I love a cookbook that sheds new light on a dish I've made a dozen times and consider `my own'. This is what happens here when I read the material on combining cabbage and noodles in a dish. It reminds me of how to best cut the cabbage, but it significantly adds to my knowledge of how to braise the cabbage and combine it with the noodles at just the right time.
`Cooks Illustrated' tends to squeeze a lot of the `joie de vivre' out of cooking in their articles by starting off with a clean slate, as if no one had ever made the dish they are discussing in an article. Cooking is one of those crafts where centuries of practice have pretty much arrived at the best way to do most things without loading us up with all the paraphernalia of experimental science. But, with this subject, proper respect is given to tradition, and to the recommendations of such culinary sages as Paula Wolfert on couscous and Marcella Hazan on pasta.
Their finest contributions are the sidebarred tutorials on everything from preparing artichokes to opening clams.
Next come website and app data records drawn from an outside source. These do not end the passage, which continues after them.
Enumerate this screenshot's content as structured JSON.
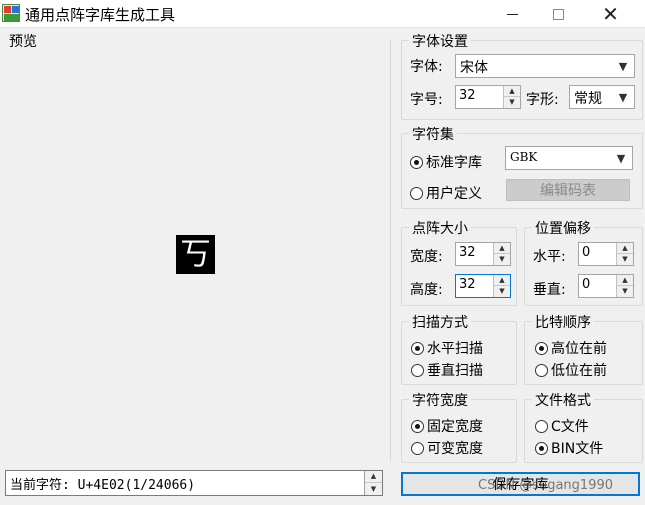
{
  "window": {
    "title": "通用点阵字库生成工具",
    "min_icon": "minimize-icon",
    "max_icon": "maximize-icon",
    "close_glyph": "✕"
  },
  "preview": {
    "label": "预览",
    "glyph": "丂"
  },
  "status": {
    "text": "当前字符: U+4E02(1/24066)"
  },
  "font_settings": {
    "title": "字体设置",
    "font_label": "字体:",
    "font_value": "宋体",
    "size_label": "字号:",
    "size_value": "32",
    "style_label": "字形:",
    "style_value": "常规"
  },
  "charset": {
    "title": "字符集",
    "standard_label": "标准字库",
    "standard_value": "GBK",
    "user_label": "用户定义",
    "edit_button": "编辑码表",
    "selected": "standard"
  },
  "dot_size": {
    "title": "点阵大小",
    "width_label": "宽度:",
    "width_value": "32",
    "height_label": "高度:",
    "height_value": "32"
  },
  "offset": {
    "title": "位置偏移",
    "h_label": "水平:",
    "h_value": "0",
    "v_label": "垂直:",
    "v_value": "0"
  },
  "scan": {
    "title": "扫描方式",
    "opt1": "水平扫描",
    "opt2": "垂直扫描",
    "selected": "opt1"
  },
  "bit_order": {
    "title": "比特顺序",
    "opt1": "高位在前",
    "opt2": "低位在前",
    "selected": "opt1"
  },
  "char_width": {
    "title": "字符宽度",
    "opt1": "固定宽度",
    "opt2": "可变宽度",
    "selected": "opt1"
  },
  "file_format": {
    "title": "文件格式",
    "opt1": "C文件",
    "opt2": "BIN文件",
    "selected": "opt2"
  },
  "save_button": "保存字库",
  "watermark": "CSDN @sugang1990",
  "icons": {
    "caret": "▼",
    "spin_up": "▲",
    "spin_down": "▼"
  }
}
This makes the book superb for the novices who happen to enjoy experimenting with their own variations of pasta dishes.
I must also mention that as a trade paperback, this manual of riches lists for less than $20, about half the cost of a book of recipes from an A-List culinary writer.